Cancer Program Gets Three Year Accreditation
Lansdale Hospital recently received a three-year accreditation for a Community Hospital Cancer Program from the American College of Surgeon's Commission on Cancer. Only 25 percent of hospitals nationwide have this distinction. Our program includes preventive care, intervention, radiation oncology, medical oncology and follow-up care in the form of support groups and hospice care.
Adopt a Healthier Lifestyle
Obesity, smoking and inactivity can increase the risk of certain cancers. To help lower your risk of cancer, eat a low-fat diet, maintain a healthy body weight, quit smoking and exercise regularly.
Get Regular Cancer Screenings
Effective screening tests are in use for several types of cancer. Ask your doctor which tests are appropriate for you. Tests include:
Mammograms – Lansdale Hospital performs nearly 10,000 mammograms each year. In 2003, 29 of those mammograms resulted in cancer diagnoses. The American Cancer Society recommends women age 40 and older have a mammogram every year. If you are at increased risk for breast cancer, your doctor might want you to have mammograms sooner or more frequently or have additional tests performed.
Colorectal screening tests – Everyone age 50 and older should be tested for colorectal cancer. Talk with your doctor about the following options:
- A fecal occult blood test (FOBT) or fecal immunochemical test (FIT) every year
- A flexible signoidoscopy every five years
- A double-contrast barium enema every five years
- A colonoscopy every 10 years
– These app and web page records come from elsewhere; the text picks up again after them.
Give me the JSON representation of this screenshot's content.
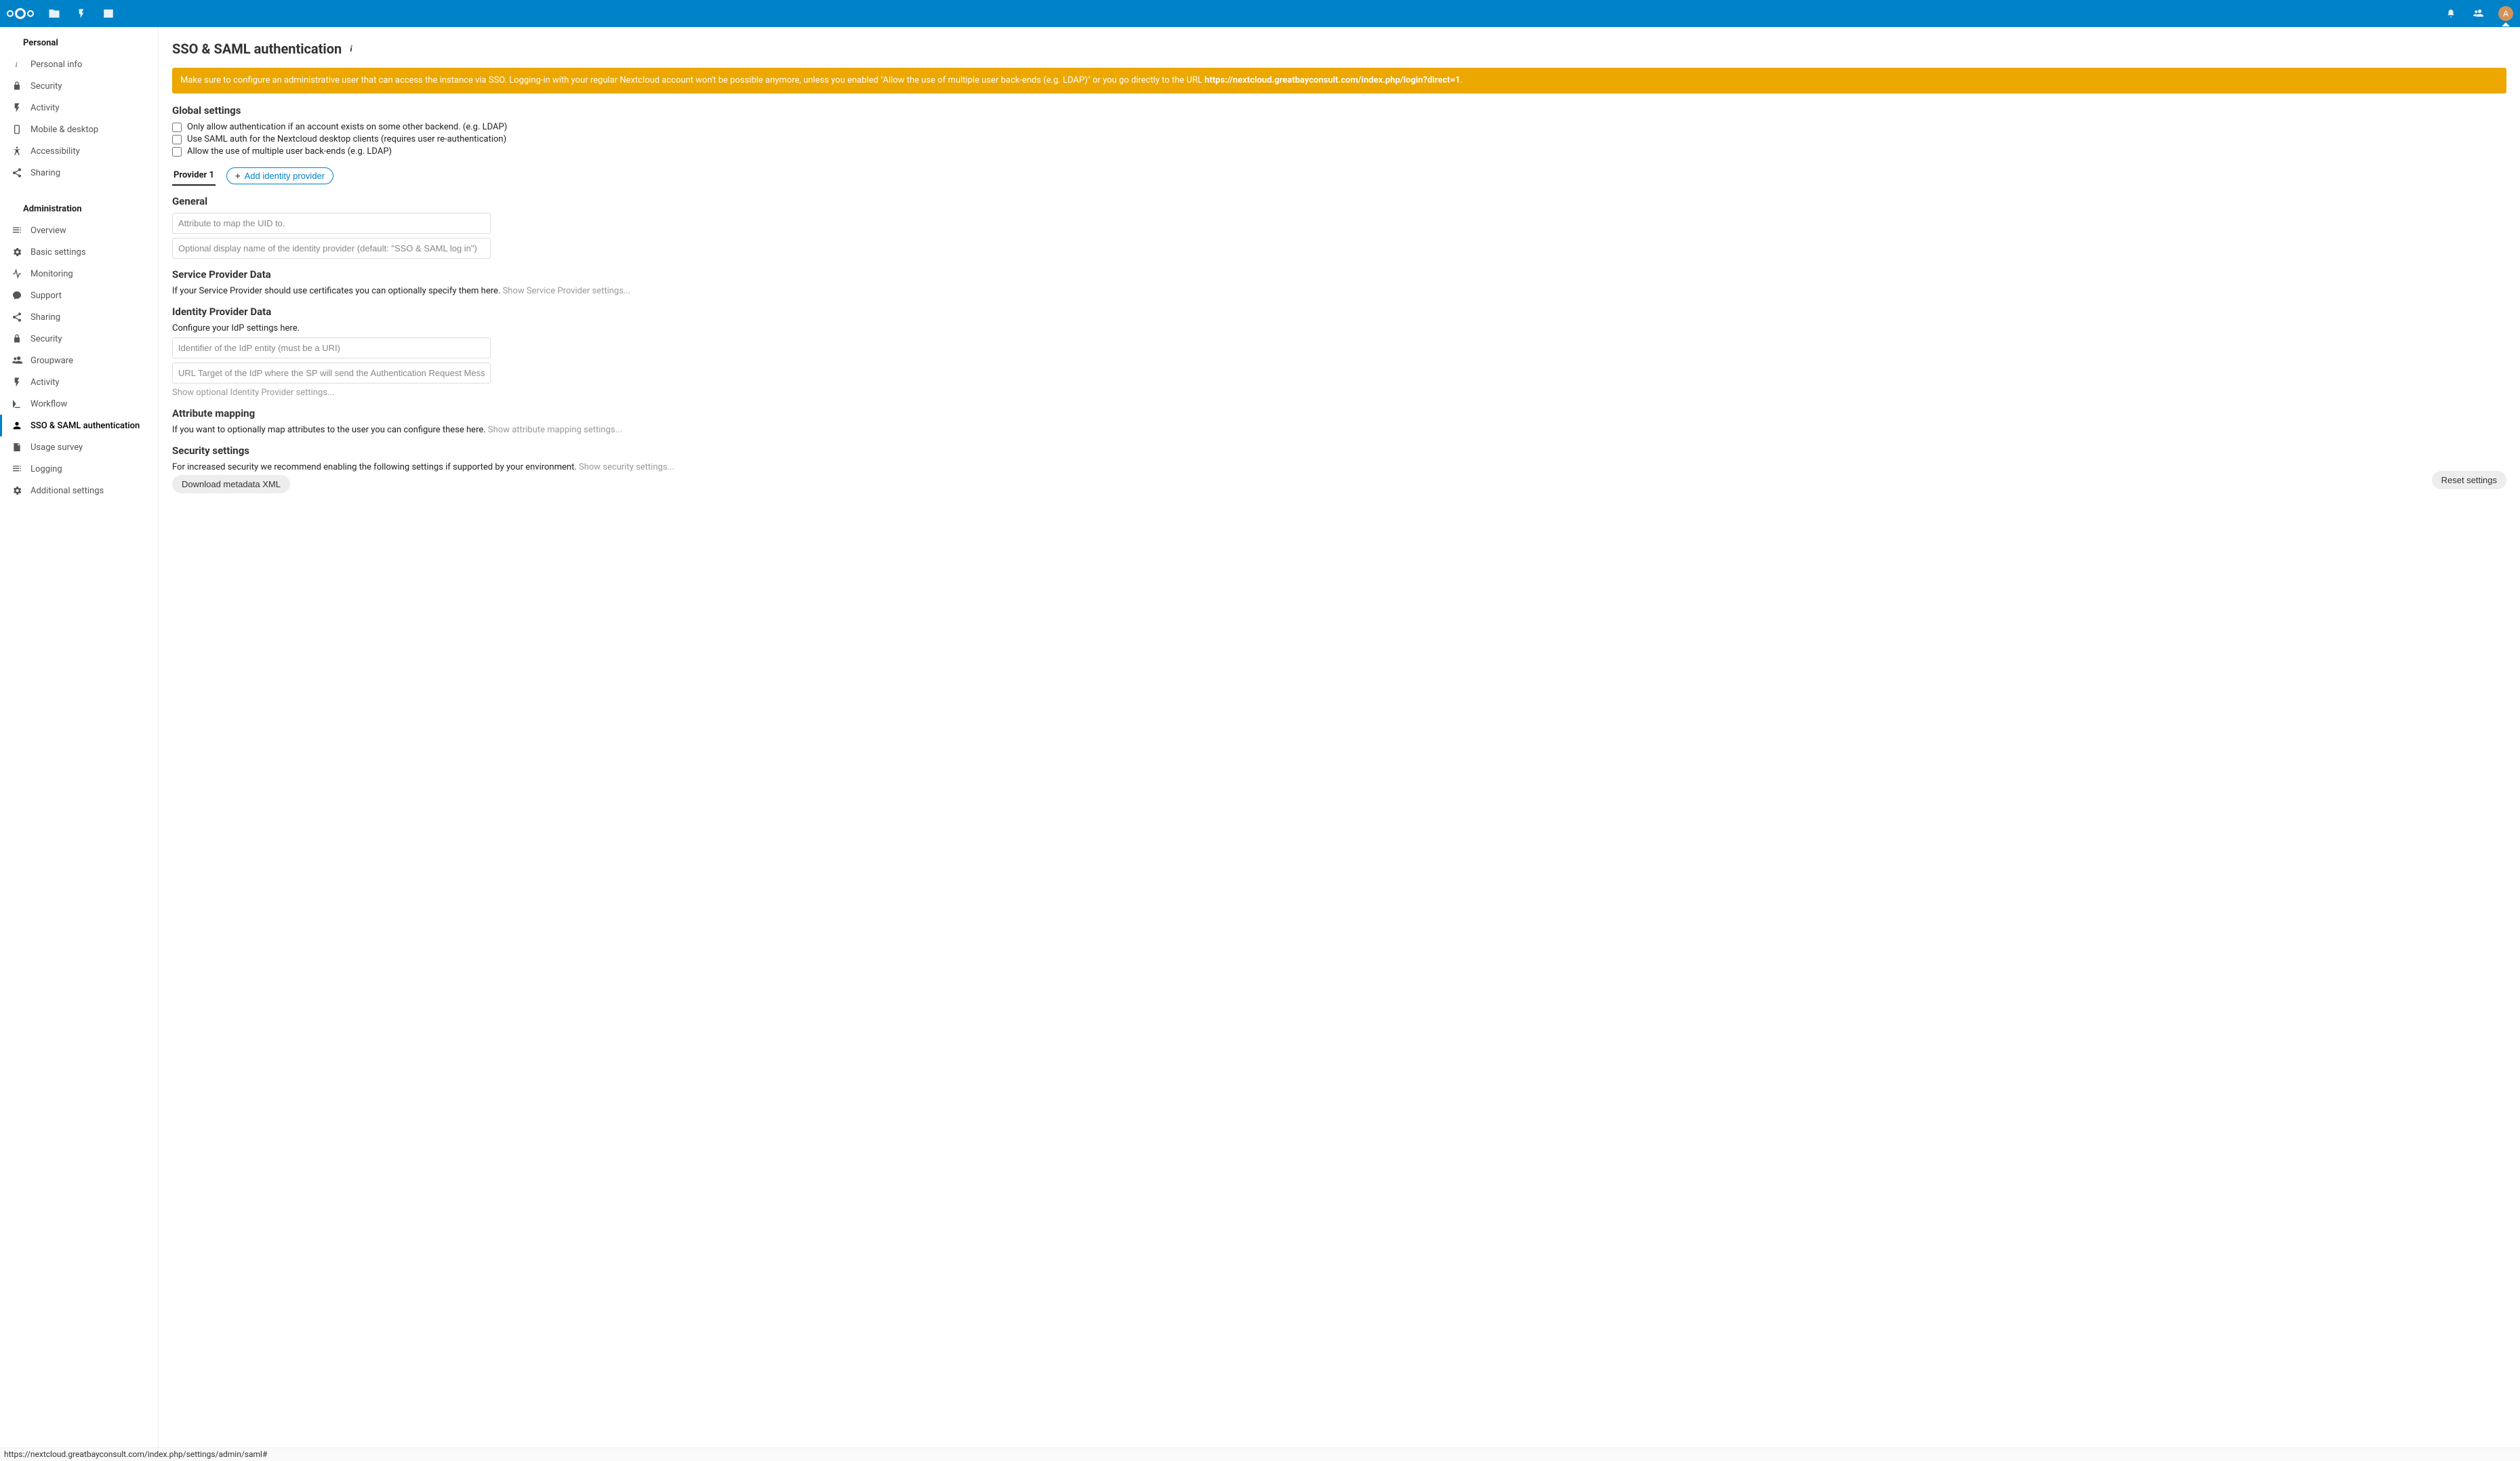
{
  "avatar_letter": "A",
  "page_title": "SSO & SAML authentication",
  "warning_text_pre": "Make sure to configure an administrative user that can access the instance via SSO. Logging-in with your regular Nextcloud account won't be possible anymore, unless you enabled \"Allow the use of multiple user back-ends (e.g. LDAP)\" or you go directly to the URL ",
  "warning_url": "https://nextcloud.greatbayconsult.com/index.php/login?direct=1",
  "warning_text_post": ".",
  "global_settings_title": "Global settings",
  "checks": [
    "Only allow authentication if an account exists on some other backend. (e.g. LDAP)",
    "Use SAML auth for the Nextcloud desktop clients (requires user re-authentication)",
    "Allow the use of multiple user back-ends (e.g. LDAP)"
  ],
  "tab1": "Provider 1",
  "add_provider": "Add identity provider",
  "general_title": "General",
  "uid_placeholder": "Attribute to map the UID to.",
  "displayname_placeholder": "Optional display name of the identity provider (default: \"SSO & SAML log in\")",
  "spd_title": "Service Provider Data",
  "spd_desc": "If your Service Provider should use certificates you can optionally specify them here.",
  "spd_link": "Show Service Provider settings...",
  "idp_title": "Identity Provider Data",
  "idp_desc": "Configure your IdP settings here.",
  "idp_id_placeholder": "Identifier of the IdP entity (must be a URI)",
  "idp_url_placeholder": "URL Target of the IdP where the SP will send the Authentication Request Message",
  "idp_link": "Show optional Identity Provider settings...",
  "attr_title": "Attribute mapping",
  "attr_desc": "If you want to optionally map attributes to the user you can configure these here.",
  "attr_link": "Show attribute mapping settings...",
  "sec_title": "Security settings",
  "sec_desc": "For increased security we recommend enabling the following settings if supported by your environment.",
  "sec_link": "Show security settings...",
  "download_btn": "Download metadata XML",
  "reset_btn": "Reset settings",
  "sidebar": {
    "personal_title": "Personal",
    "personal": [
      {
        "key": "personal-info",
        "label": "Personal info"
      },
      {
        "key": "security",
        "label": "Security"
      },
      {
        "key": "activity",
        "label": "Activity"
      },
      {
        "key": "mobile",
        "label": "Mobile & desktop"
      },
      {
        "key": "accessibility",
        "label": "Accessibility"
      },
      {
        "key": "sharing",
        "label": "Sharing"
      }
    ],
    "admin_title": "Administration",
    "admin": [
      {
        "key": "overview",
        "label": "Overview"
      },
      {
        "key": "basic",
        "label": "Basic settings"
      },
      {
        "key": "monitoring",
        "label": "Monitoring"
      },
      {
        "key": "support",
        "label": "Support"
      },
      {
        "key": "sharing-admin",
        "label": "Sharing"
      },
      {
        "key": "security-admin",
        "label": "Security"
      },
      {
        "key": "groupware",
        "label": "Groupware"
      },
      {
        "key": "activity-admin",
        "label": "Activity"
      },
      {
        "key": "workflow",
        "label": "Workflow"
      },
      {
        "key": "saml",
        "label": "SSO & SAML authentication",
        "active": true
      },
      {
        "key": "usage",
        "label": "Usage survey"
      },
      {
        "key": "logging",
        "label": "Logging"
      },
      {
        "key": "additional",
        "label": "Additional settings"
      }
    ]
  },
  "status_url": "https://nextcloud.greatbayconsult.com/index.php/settings/admin/saml#"
}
Skin cancer screenings – Your primary physician or a dermatologist can provide skin cancer screenings. Make sure to get any suspicious moles monitored by your doctor. Learn the ABCDs of inspecting moles:
Asymmetry – most early melanomas are asymmetrical, in other words, they do not have matching halves. Common moles are round and symmetrical.
Border – the borders of early melanomas are often uneven and may have scalloped or notched edges. Common moles have smoother, more even borders.
Color – common moles usually are a single shade of brown. Varied shades of brown, tan or black are often the first sign of melanoma. As melanomas progress, the colors red, white and blue may appear.
Diameter – early melanomas tend to grow larger than common moles, generally to at least the size of a pencil eraser (about 6mm, or ¼ inch, in diameter). However, they may also be smaller.
Medical Oncology Options
When a patient is diagnosed with cancer, the medical oncologist must choose the best combination of drugs, dosages and dosing schedule to help the patient. He or she also schedules early and frequent consultations with radiation therapists and surgeons so together they can coordinate the best possible treatment plan. The key elements in a medical oncologist's arsenal include chemotherapy, hormonal therapy and immunotherapy.
Chemotherapy utilizes drugs that specifically target fast-growing cells. The one thing all cancers have in common is that they are made up of cells that divide quickly and grow out of control.
Hormonal therapy is helpful against certain types of cancer. For example, women with breast tumors are often given estrogen-suppression drugs.
Immunotherapy helps the immune system fight disease, including cancer. This can include stimulating the patient's own immune system to work harder or using an outside source, such as man-made immune system proteins. Immunotherapy is most often used to improve the effectiveness of the main therapy.
About half of all cancer patients will require radiation therapy during some phase of their cancer care. Radiation therapy uses high-energy radiation to kill or damage cancer cells and shrink tumors by altering their genetic material making it impossible for the cells to grow.
A radiation oncologist can choose among three different methods to deliver therapy. The decision is based on the type of cancer, whether the area to be treated is small or large and whether the cancer is confined to one area or has spread to other organs. Here are three ways to deliver radiation:
- Treatment can be administered from a machine outside the body, usually on an outpatient basis,
- Radioactive material can be implanted near the tumor inside the body,
- A radioactive substance can be injected into the bloodstream to circulate throughout the body. Treatments are usually given daily for five to eight weeks with most sessions lasting less than five minutes.
Lansdale Hospital patients can receive any of these effective radiation treatments at the Highpoint Cancer Center conveniently located in Chalfont, PA, within five miles from the hospital.